§ **Work request**: Your task is to copy each line of the material that includes "MyQtMainWindow".

Provided records: Begin

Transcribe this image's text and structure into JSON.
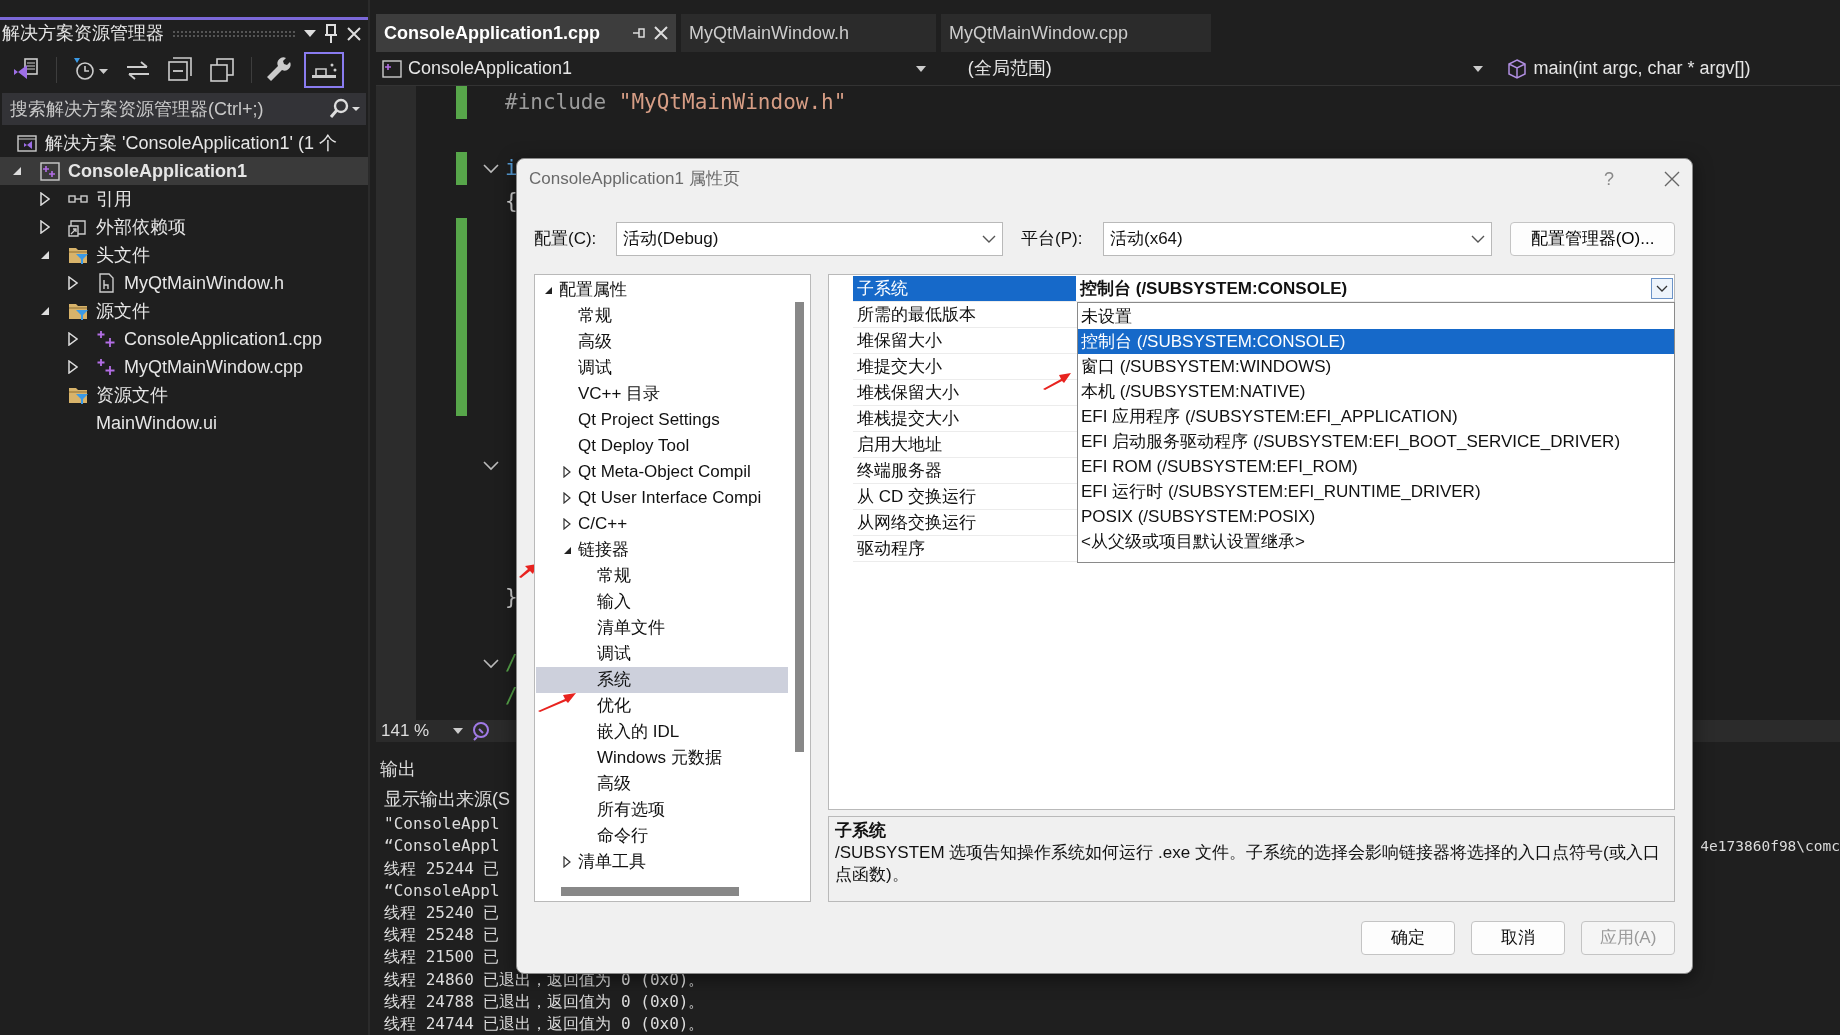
{
  "solution_explorer": {
    "title": "解决方案资源管理器",
    "toolbar_groups": [
      [
        {
          "kind": "switch",
          "selected": false
        }
      ],
      [
        {
          "kind": "history",
          "selected": false
        },
        {
          "kind": "sync",
          "selected": false
        },
        {
          "kind": "collapse",
          "selected": false
        },
        {
          "kind": "copy",
          "selected": false
        }
      ],
      [
        {
          "kind": "wrench",
          "selected": false
        },
        {
          "kind": "preview",
          "selected": true
        }
      ]
    ],
    "search": {
      "placeholder": "搜索解决方案资源管理器(Ctrl+;)"
    },
    "tree": [
      {
        "label": "解决方案 'ConsoleApplication1' (1 个",
        "kind": "solution",
        "selected": false,
        "children": [
          {
            "label": "ConsoleApplication1",
            "kind": "project",
            "expanded": true,
            "selected": true,
            "children": [
              {
                "label": "引用",
                "kind": "references",
                "expanded": false,
                "selected": false
              },
              {
                "label": "外部依赖项",
                "kind": "external",
                "expanded": false,
                "selected": false
              },
              {
                "label": "头文件",
                "kind": "filter",
                "expanded": true,
                "selected": false,
                "children": [
                  {
                    "label": "MyQtMainWindow.h",
                    "kind": "header",
                    "expanded": false,
                    "selected": false
                  }
                ]
              },
              {
                "label": "源文件",
                "kind": "filter",
                "expanded": true,
                "selected": false,
                "children": [
                  {
                    "label": "ConsoleApplication1.cpp",
                    "kind": "cpp",
                    "expanded": false,
                    "selected": false
                  },
                  {
                    "label": "MyQtMainWindow.cpp",
                    "kind": "cpp",
                    "expanded": false,
                    "selected": false
                  }
                ]
              },
              {
                "label": "资源文件",
                "kind": "filter",
                "selected": false,
                "children": [
                  {
                    "label": "MainWindow.ui",
                    "kind": "plain",
                    "selected": false
                  }
                ]
              }
            ]
          }
        ]
      }
    ]
  },
  "editor": {
    "tabs": [
      {
        "label": "ConsoleApplication1.cpp",
        "selected": true
      },
      {
        "label": "MyQtMainWindow.h",
        "selected": false
      },
      {
        "label": "MyQtMainWindow.cpp",
        "selected": false
      }
    ],
    "nav": [
      {
        "kind": "project",
        "text": "ConsoleApplication1"
      },
      {
        "kind": "scope",
        "text": "(全局范围)"
      },
      {
        "kind": "member",
        "text": "main(int argc, char * argv[])"
      }
    ],
    "code": [
      {
        "kind": "code",
        "changed": true,
        "fold": false,
        "segments": [
          {
            "kind": "directive",
            "text": "#include "
          },
          {
            "kind": "string",
            "text": "\"MyQtMainWindow.h\""
          }
        ]
      },
      {
        "kind": "blank",
        "changed": false,
        "fold": false
      },
      {
        "kind": "code",
        "changed": true,
        "fold": true,
        "segments": [
          {
            "kind": "keyword",
            "text": "i"
          }
        ]
      },
      {
        "kind": "code",
        "changed": false,
        "fold": false,
        "segments": [
          {
            "kind": "punct",
            "text": "{"
          }
        ]
      },
      {
        "kind": "blank",
        "changed": true,
        "fold": false
      },
      {
        "kind": "blank",
        "changed": true,
        "fold": false
      },
      {
        "kind": "blank",
        "changed": true,
        "fold": false
      },
      {
        "kind": "blank",
        "changed": true,
        "fold": false
      },
      {
        "kind": "blank",
        "changed": true,
        "fold": false
      },
      {
        "kind": "blank",
        "changed": true,
        "fold": false
      },
      {
        "kind": "blank",
        "changed": false,
        "fold": false
      },
      {
        "kind": "blank",
        "changed": false,
        "fold": true
      },
      {
        "kind": "blank",
        "changed": false,
        "fold": false
      },
      {
        "kind": "blank",
        "changed": false,
        "fold": false
      },
      {
        "kind": "blank",
        "changed": false,
        "fold": false
      },
      {
        "kind": "code",
        "changed": false,
        "fold": false,
        "segments": [
          {
            "kind": "punct",
            "text": "}"
          }
        ]
      },
      {
        "kind": "blank",
        "changed": false,
        "fold": false
      },
      {
        "kind": "code",
        "changed": false,
        "fold": true,
        "segments": [
          {
            "kind": "comment",
            "text": "/"
          }
        ]
      },
      {
        "kind": "code",
        "changed": false,
        "fold": false,
        "segments": [
          {
            "kind": "comment",
            "text": "/"
          }
        ]
      }
    ],
    "zoom": "141 %"
  },
  "output": {
    "title": "输出",
    "source_label": "显示输出来源(S",
    "lines": [
      {
        "text": "\"ConsoleAppl"
      },
      {
        "text": "“ConsoleAppl",
        "tail": "4e173860f98\\comc"
      },
      {
        "text": "线程 25244 已"
      },
      {
        "text": "“ConsoleAppl"
      },
      {
        "text": "线程 25240 已"
      },
      {
        "text": "线程 25248 已"
      },
      {
        "text": "线程 21500 已"
      },
      {
        "text": "线程 24860 已退出，返回值为 0 (0x0)。"
      },
      {
        "text": "线程 24788 已退出，返回值为 0 (0x0)。"
      },
      {
        "text": "线程 24744 已退出，返回值为 0 (0x0)。"
      }
    ]
  },
  "dialog": {
    "title": "ConsoleApplication1 属性页",
    "help": "?",
    "configuration": {
      "label": "配置(C):",
      "value": "活动(Debug)"
    },
    "platform": {
      "label": "平台(P):",
      "value": "活动(x64)"
    },
    "manager_button": "配置管理器(O)...",
    "tree": [
      {
        "label": "配置属性",
        "expanded": true,
        "selected": false,
        "children": [
          {
            "label": "常规",
            "selected": false
          },
          {
            "label": "高级",
            "selected": false
          },
          {
            "label": "调试",
            "selected": false
          },
          {
            "label": "VC++ 目录",
            "selected": false
          },
          {
            "label": "Qt Project Settings",
            "selected": false
          },
          {
            "label": "Qt Deploy Tool",
            "selected": false
          },
          {
            "label": "Qt Meta-Object Compil",
            "expanded": false,
            "selected": false
          },
          {
            "label": "Qt User Interface Compi",
            "expanded": false,
            "selected": false
          },
          {
            "label": "C/C++",
            "expanded": false,
            "selected": false
          },
          {
            "label": "链接器",
            "expanded": true,
            "selected": false,
            "children": [
              {
                "label": "常规",
                "selected": false
              },
              {
                "label": "输入",
                "selected": false
              },
              {
                "label": "清单文件",
                "selected": false
              },
              {
                "label": "调试",
                "selected": false
              },
              {
                "label": "系统",
                "selected": true
              },
              {
                "label": "优化",
                "selected": false
              },
              {
                "label": "嵌入的 IDL",
                "selected": false
              },
              {
                "label": "Windows 元数据",
                "selected": false
              },
              {
                "label": "高级",
                "selected": false
              },
              {
                "label": "所有选项",
                "selected": false
              },
              {
                "label": "命令行",
                "selected": false
              }
            ]
          },
          {
            "label": "清单工具",
            "expanded": false,
            "selected": false
          }
        ]
      }
    ],
    "properties": [
      {
        "label": "子系统",
        "value": "控制台 (/SUBSYSTEM:CONSOLE)",
        "selected": true
      },
      {
        "label": "所需的最低版本",
        "selected": false
      },
      {
        "label": "堆保留大小",
        "selected": false
      },
      {
        "label": "堆提交大小",
        "selected": false
      },
      {
        "label": "堆栈保留大小",
        "selected": false
      },
      {
        "label": "堆栈提交大小",
        "selected": false
      },
      {
        "label": "启用大地址",
        "selected": false
      },
      {
        "label": "终端服务器",
        "selected": false
      },
      {
        "label": "从 CD 交换运行",
        "selected": false
      },
      {
        "label": "从网络交换运行",
        "selected": false
      },
      {
        "label": "驱动程序",
        "selected": false
      }
    ],
    "dropdown": {
      "options": [
        {
          "label": "未设置",
          "selected": false
        },
        {
          "label": "控制台 (/SUBSYSTEM:CONSOLE)",
          "selected": true
        },
        {
          "label": "窗口 (/SUBSYSTEM:WINDOWS)",
          "selected": false
        },
        {
          "label": "本机 (/SUBSYSTEM:NATIVE)",
          "selected": false
        },
        {
          "label": "EFI 应用程序 (/SUBSYSTEM:EFI_APPLICATION)",
          "selected": false
        },
        {
          "label": "EFI 启动服务驱动程序 (/SUBSYSTEM:EFI_BOOT_SERVICE_DRIVER)",
          "selected": false
        },
        {
          "label": "EFI ROM (/SUBSYSTEM:EFI_ROM)",
          "selected": false
        },
        {
          "label": "EFI 运行时 (/SUBSYSTEM:EFI_RUNTIME_DRIVER)",
          "selected": false
        },
        {
          "label": "POSIX (/SUBSYSTEM:POSIX)",
          "selected": false
        },
        {
          "label": "<从父级或项目默认设置继承>",
          "selected": false
        }
      ]
    },
    "description": {
      "title": "子系统",
      "text": "/SUBSYSTEM 选项告知操作系统如何运行 .exe 文件。子系统的选择会影响链接器将选择的入口点符号(或入口点函数)。"
    },
    "buttons": [
      {
        "label": "确定",
        "disabled": false
      },
      {
        "label": "取消",
        "disabled": false
      },
      {
        "label": "应用(A)",
        "disabled": true
      }
    ]
  }
}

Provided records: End

§ **Finished task**:
                    "label": "MyQtMainWindow.h",
                    "label": "MyQtMainWindow.cpp",
        "label": "MyQtMainWindow.h",
        "label": "MyQtMainWindow.cpp",
            "text": "\"MyQtMainWindow.h\""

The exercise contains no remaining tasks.